The issue of women’s health in the workplace often conjures up thoughts around pregnant workers, new mothers and the usual risk assessment. Thereafter there is the debate about maternity leave, the treatment of women returning to work after giving birth and how they can use keep in touch days to make sure they aren’t replaced or forgotten.
Though this is an extremely important aspect of women’s health, particularly since 61% of women believe that maternity leave and childcare disrupt women’s opportunities to progress into managerial roles (Women in the workplace statistics 2019), these are not the only element of women’s health that needs to be addressed in the workplace.
What are workplaces missing when it comes to women’s health and how can they begin moving in the right direction?
How does women’s health impact the workplace?

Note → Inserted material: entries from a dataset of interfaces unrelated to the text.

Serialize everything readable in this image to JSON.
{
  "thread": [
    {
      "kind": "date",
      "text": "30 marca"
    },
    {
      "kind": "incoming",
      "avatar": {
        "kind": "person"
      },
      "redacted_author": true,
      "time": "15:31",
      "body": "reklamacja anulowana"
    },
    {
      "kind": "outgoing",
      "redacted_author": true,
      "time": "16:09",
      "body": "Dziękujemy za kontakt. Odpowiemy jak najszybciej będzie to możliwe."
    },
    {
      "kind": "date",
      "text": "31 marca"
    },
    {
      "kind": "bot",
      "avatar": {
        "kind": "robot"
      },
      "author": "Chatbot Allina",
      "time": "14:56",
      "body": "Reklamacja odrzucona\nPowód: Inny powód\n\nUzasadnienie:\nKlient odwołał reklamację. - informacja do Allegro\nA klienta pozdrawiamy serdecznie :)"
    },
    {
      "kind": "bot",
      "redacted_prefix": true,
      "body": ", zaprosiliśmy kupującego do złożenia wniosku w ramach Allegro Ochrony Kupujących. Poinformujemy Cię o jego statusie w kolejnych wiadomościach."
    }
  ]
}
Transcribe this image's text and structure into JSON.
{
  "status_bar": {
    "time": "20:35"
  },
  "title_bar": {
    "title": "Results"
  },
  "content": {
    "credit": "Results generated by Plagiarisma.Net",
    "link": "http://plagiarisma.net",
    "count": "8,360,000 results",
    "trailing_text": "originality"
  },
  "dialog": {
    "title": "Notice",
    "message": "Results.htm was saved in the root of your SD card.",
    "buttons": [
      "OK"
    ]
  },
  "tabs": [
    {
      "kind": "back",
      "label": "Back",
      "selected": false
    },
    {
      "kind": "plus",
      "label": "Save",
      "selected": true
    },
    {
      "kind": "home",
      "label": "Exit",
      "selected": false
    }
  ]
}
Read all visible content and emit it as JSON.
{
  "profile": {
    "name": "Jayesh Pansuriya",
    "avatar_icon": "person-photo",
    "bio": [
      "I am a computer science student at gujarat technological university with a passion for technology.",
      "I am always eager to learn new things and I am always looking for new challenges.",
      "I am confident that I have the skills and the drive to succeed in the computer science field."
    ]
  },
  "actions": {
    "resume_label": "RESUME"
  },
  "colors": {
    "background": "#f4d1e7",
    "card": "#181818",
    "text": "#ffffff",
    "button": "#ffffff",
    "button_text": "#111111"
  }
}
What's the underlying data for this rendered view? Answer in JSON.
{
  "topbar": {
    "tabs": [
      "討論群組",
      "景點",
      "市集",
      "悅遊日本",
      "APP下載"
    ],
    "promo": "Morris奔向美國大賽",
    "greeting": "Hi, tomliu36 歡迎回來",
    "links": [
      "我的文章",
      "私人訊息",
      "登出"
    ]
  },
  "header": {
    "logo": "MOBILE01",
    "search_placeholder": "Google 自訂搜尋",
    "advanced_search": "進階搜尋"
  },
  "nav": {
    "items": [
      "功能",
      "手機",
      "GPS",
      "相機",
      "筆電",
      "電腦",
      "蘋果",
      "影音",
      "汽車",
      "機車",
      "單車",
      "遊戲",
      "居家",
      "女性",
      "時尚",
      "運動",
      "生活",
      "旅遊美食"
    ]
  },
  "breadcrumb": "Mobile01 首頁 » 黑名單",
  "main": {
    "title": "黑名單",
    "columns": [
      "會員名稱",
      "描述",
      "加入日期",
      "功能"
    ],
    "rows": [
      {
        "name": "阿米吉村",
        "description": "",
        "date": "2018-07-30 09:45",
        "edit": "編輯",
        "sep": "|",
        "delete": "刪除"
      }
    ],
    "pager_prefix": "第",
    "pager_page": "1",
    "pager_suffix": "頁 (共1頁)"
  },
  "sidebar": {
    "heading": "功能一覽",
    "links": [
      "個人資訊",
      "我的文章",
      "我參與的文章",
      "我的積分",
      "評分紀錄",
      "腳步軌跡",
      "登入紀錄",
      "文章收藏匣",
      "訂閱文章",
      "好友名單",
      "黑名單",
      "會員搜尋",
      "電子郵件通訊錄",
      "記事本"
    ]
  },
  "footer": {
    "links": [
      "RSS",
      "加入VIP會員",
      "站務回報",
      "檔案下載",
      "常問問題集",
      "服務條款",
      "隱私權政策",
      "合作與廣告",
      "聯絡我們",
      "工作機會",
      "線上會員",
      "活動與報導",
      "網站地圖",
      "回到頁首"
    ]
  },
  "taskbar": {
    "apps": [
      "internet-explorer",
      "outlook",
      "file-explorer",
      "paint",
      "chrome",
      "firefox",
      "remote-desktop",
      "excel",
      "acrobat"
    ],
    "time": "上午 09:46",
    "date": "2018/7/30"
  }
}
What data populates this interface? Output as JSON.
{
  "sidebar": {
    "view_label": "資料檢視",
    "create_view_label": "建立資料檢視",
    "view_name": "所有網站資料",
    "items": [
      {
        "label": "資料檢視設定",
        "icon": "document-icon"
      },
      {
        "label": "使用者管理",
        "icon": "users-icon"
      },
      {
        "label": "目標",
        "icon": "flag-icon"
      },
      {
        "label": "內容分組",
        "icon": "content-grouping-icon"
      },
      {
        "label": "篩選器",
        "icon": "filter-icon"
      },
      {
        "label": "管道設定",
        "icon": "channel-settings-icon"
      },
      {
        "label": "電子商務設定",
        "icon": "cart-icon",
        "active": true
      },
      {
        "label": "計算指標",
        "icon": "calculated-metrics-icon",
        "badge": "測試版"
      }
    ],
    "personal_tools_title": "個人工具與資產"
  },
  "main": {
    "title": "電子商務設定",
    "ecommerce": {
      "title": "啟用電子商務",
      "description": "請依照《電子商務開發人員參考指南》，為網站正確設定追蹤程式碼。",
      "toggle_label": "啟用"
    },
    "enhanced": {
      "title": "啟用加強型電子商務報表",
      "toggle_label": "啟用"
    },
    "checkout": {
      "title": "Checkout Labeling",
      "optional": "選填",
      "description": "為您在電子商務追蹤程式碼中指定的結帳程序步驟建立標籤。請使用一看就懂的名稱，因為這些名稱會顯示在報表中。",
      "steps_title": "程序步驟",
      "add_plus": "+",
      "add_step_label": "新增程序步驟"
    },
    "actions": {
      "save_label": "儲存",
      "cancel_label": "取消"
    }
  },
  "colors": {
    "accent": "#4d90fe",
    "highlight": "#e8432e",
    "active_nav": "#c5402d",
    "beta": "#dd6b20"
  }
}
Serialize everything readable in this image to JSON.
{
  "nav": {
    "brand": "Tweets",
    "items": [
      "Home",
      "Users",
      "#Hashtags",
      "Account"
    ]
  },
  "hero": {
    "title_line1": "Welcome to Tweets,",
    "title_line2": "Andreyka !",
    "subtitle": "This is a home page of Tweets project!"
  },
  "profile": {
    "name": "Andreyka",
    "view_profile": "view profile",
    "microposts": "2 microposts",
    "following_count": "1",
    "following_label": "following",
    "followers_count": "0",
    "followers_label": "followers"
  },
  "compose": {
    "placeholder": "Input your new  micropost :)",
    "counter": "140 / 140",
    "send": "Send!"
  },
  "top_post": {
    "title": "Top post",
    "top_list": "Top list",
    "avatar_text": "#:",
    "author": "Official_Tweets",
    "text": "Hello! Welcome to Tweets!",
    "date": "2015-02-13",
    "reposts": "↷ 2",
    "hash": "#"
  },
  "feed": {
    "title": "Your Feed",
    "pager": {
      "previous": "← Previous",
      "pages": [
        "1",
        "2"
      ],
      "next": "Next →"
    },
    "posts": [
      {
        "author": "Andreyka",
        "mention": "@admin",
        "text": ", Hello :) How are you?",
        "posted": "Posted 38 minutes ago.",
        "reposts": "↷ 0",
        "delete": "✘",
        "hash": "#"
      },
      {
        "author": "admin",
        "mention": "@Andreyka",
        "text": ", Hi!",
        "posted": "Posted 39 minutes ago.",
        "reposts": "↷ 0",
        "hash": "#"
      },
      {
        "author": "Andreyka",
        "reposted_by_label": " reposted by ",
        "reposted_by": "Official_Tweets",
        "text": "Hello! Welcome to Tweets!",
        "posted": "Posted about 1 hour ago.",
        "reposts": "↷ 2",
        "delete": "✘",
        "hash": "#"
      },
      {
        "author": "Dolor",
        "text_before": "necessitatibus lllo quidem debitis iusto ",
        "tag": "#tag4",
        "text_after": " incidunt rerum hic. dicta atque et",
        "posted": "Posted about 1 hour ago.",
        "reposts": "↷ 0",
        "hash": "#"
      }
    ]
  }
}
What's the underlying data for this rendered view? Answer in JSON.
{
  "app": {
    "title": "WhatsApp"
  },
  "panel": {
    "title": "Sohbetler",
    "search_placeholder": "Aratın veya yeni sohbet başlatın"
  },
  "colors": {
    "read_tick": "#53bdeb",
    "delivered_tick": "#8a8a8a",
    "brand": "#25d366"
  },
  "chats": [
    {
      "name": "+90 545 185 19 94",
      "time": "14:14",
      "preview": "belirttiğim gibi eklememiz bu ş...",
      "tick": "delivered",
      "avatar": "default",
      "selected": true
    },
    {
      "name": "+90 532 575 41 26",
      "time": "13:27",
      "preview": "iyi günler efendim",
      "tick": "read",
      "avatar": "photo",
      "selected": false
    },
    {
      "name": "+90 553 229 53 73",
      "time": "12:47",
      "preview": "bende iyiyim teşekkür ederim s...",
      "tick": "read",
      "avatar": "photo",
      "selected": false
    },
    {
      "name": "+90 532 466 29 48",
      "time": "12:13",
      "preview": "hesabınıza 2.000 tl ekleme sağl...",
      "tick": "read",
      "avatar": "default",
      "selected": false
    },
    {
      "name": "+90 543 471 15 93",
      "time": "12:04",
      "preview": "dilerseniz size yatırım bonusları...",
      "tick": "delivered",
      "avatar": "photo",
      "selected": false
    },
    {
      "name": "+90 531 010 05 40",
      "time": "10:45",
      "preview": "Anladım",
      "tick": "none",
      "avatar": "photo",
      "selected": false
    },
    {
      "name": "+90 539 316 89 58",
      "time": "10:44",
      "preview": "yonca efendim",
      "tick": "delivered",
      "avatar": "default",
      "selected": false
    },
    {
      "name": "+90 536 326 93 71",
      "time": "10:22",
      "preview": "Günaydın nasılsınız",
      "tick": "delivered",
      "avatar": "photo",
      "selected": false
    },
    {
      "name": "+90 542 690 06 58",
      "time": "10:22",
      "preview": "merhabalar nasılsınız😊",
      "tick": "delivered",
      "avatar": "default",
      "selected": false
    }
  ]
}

Around 11 million women have taken long-term health breaks during their working lives, and 3 million have left their workplace due to female health issues. From menstruation to postnatal depression, women’s health issues affect them in the workplace, and when left unaddressed, have a negative impact on both them and the business. As an example, almost a third of women have taken sick leave due to menopausal symptoms such as hot flushes, brain fog, anxiety, fatigue, and migraines – yet only 25% told their manager the real reason why (Supporting women in the workplace 2017).
The reason it is so essential to broaden the discussion around women’s health beyond pregnant workers and new mothers is because nearly all women will experience female health issues at some point in their lives, most of which aren’t covered in workplace policy and general awareness the way pregnancy/maternity leave is. This requires a level of understanding, compassion, and knowledge from business leaders, senior members of staff and HR. In the same way that we know someone who has a cold should look after themselves, we should also know that a woman experiencing brain fog and fatigue should be able to look after themselves as well – it begins with normalising the discussion around women’s health.
Open conversations are necessary
Though well intentioned, women’s health-specific policies such as menopause leave may give the impression of a tick box rather than openly addressing it. This includes the way in which women’s health is communicated. When women’s health is discussed in the workplace, it can often be directed only at women, even though men may want and also need to understand more about women’s health issues.
Unlike with maternity leave and new mothers returning to work, the knowledge that the workplace has around issues such as endometriosis, menopause, postnatal depression, and perimenopausal anxiety is minimal unless open discussions start to happen. There is also the link to wider discussions around mental health, which can be an area of overlap with women’s health, including for example post-natal depression, menopause, miscarriage and the chronic long-term conditions such as endometriosis causing pain and distress.
Alongside this, stress, anxiety and depression are cited as the common conditions reported by women in the workplace, with contributors to these conditions including caring responsibilities, ageism and sexist perceptions in the workplace. Research has also indicated that unsympathetic colleagues and managers can prevent women from talking about the difficulties they are facing or getting support from colleagues (Ageing better).
Effective workplace change relies on providing employers/managers with the tools and knowledge to support individuals and providing a psychological safe environment for employees to raise issues with their employer/managers. The starting point has to be a commitment and desire to support the health of employees, with a willingness to be open and supportive.
The first step is reducing the stigma and raising awareness of women’s health beyond the scope of pregnancy. There are a number of ways organisations such as awareness days, training programmes, internal campaigns including women’s health champions which can be supported by Occupational Health (OH) services. As experts in the health and wellbeing of the workforce and with clinical knowledge, they understand the link between the wellbeing of the organisation as wellbeing of the people.
Discussion opens the door to understanding and making adjustments that individual women may need such as flexible working structures, hybrid working models, mental health support, as well as physical workspace changes such as better ventilation and quiet workspaces. Matching these to the individual is made possible through clear and open discussions and referrals to OH for bespoke advice if needed.
Such changes aren’t just beneficial to one demographic of the workforce. They create an open and supportive culture which then creates a psychologically safe environment leading to reduced absenteeism and presenteeism. An informed workforce can reduce work-related stress caused by a lack of understanding and poorer work relationships.
Support can also make a huge impact on how women can work and how comfortable they feel about their health, which in turn promotes a more inclusive environment. With women making up such a large percentage of the workforce (Women in the Workforce), attracting and retaining women needs a more inclusive culture and OH is an area of expertise that can support this.
Danny Clarke, Simply-People